WORK TO BE COMPLETED → Scan the records for "algorithms". Show the matching lines.

RECORDS FOR THIS EXERCISE →
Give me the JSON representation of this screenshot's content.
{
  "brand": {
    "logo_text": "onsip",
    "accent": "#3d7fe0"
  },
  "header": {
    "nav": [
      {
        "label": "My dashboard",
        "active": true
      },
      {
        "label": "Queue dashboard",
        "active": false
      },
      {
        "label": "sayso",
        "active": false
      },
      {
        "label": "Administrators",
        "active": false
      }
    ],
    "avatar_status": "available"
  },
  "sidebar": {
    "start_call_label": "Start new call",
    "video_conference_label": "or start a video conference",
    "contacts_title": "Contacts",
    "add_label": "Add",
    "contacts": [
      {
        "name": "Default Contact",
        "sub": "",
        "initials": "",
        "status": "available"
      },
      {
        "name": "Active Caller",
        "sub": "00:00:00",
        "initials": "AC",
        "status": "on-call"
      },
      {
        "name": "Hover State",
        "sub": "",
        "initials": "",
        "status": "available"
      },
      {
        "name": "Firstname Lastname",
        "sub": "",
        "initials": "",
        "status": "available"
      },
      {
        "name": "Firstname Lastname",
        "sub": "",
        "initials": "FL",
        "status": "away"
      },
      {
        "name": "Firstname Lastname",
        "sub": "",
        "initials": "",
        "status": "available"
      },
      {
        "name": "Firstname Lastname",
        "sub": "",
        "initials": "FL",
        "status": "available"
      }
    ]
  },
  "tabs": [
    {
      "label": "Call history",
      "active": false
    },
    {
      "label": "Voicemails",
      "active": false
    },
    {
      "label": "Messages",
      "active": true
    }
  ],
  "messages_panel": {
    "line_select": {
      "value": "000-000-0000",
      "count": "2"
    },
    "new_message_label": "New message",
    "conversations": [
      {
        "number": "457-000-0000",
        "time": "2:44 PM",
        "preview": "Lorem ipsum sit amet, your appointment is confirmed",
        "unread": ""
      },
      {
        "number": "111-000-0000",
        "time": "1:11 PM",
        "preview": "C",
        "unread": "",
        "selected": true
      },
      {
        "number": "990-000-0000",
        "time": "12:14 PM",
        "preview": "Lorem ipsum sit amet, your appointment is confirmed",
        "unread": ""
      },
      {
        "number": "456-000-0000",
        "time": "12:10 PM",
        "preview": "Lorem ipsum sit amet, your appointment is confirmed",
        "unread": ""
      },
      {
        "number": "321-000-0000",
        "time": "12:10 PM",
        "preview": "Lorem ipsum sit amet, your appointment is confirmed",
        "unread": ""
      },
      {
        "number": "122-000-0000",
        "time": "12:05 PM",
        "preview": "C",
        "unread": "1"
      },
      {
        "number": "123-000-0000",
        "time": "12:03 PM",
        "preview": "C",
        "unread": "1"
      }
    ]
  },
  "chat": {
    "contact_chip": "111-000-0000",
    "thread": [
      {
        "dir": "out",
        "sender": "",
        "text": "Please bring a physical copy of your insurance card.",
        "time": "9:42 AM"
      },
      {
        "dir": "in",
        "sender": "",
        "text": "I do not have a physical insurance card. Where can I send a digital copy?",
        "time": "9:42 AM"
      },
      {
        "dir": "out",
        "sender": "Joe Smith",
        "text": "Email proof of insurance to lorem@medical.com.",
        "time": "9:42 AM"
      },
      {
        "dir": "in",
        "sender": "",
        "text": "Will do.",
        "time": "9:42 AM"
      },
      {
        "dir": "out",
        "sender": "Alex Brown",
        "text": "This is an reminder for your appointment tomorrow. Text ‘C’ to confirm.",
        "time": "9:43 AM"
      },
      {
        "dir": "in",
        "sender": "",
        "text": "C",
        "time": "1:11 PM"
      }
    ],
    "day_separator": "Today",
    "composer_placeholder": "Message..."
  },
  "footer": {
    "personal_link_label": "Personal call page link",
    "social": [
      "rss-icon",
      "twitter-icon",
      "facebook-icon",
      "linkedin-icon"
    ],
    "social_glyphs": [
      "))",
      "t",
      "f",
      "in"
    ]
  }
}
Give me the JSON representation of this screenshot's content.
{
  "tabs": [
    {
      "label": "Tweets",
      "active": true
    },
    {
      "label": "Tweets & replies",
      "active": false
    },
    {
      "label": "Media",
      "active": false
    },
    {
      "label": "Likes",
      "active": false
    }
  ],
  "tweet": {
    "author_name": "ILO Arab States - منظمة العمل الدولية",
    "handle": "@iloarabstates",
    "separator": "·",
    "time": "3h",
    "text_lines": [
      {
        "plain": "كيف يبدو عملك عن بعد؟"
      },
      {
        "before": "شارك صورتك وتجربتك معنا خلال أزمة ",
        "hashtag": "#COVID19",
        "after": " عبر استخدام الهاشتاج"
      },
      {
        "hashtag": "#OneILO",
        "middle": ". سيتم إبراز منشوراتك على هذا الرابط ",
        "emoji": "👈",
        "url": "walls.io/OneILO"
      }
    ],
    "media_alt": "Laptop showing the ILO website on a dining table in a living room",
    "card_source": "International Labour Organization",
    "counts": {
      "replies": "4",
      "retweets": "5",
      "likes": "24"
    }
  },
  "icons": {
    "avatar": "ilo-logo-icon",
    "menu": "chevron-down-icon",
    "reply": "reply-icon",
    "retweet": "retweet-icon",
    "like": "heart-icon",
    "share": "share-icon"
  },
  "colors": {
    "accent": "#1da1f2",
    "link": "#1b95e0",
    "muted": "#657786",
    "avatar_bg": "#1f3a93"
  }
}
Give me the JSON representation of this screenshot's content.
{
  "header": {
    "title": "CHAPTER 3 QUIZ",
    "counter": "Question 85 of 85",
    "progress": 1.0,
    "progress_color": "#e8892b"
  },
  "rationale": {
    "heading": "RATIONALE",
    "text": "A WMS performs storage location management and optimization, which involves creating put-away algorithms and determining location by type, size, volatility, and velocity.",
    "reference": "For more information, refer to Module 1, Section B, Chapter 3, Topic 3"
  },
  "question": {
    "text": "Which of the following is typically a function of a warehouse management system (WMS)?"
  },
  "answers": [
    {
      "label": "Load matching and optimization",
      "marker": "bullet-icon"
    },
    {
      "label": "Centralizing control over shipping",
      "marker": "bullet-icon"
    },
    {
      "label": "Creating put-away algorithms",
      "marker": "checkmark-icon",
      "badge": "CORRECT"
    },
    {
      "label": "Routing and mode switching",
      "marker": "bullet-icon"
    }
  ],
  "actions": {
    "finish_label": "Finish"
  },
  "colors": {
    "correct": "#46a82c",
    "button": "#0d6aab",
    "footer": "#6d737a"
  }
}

TASK ANSWER →
    "text": "A WMS performs storage location management and optimization, which involves creating put-away algorithms and determining location by type, size, volatility, and velocity.",
      "label": "Creating put-away algorithms",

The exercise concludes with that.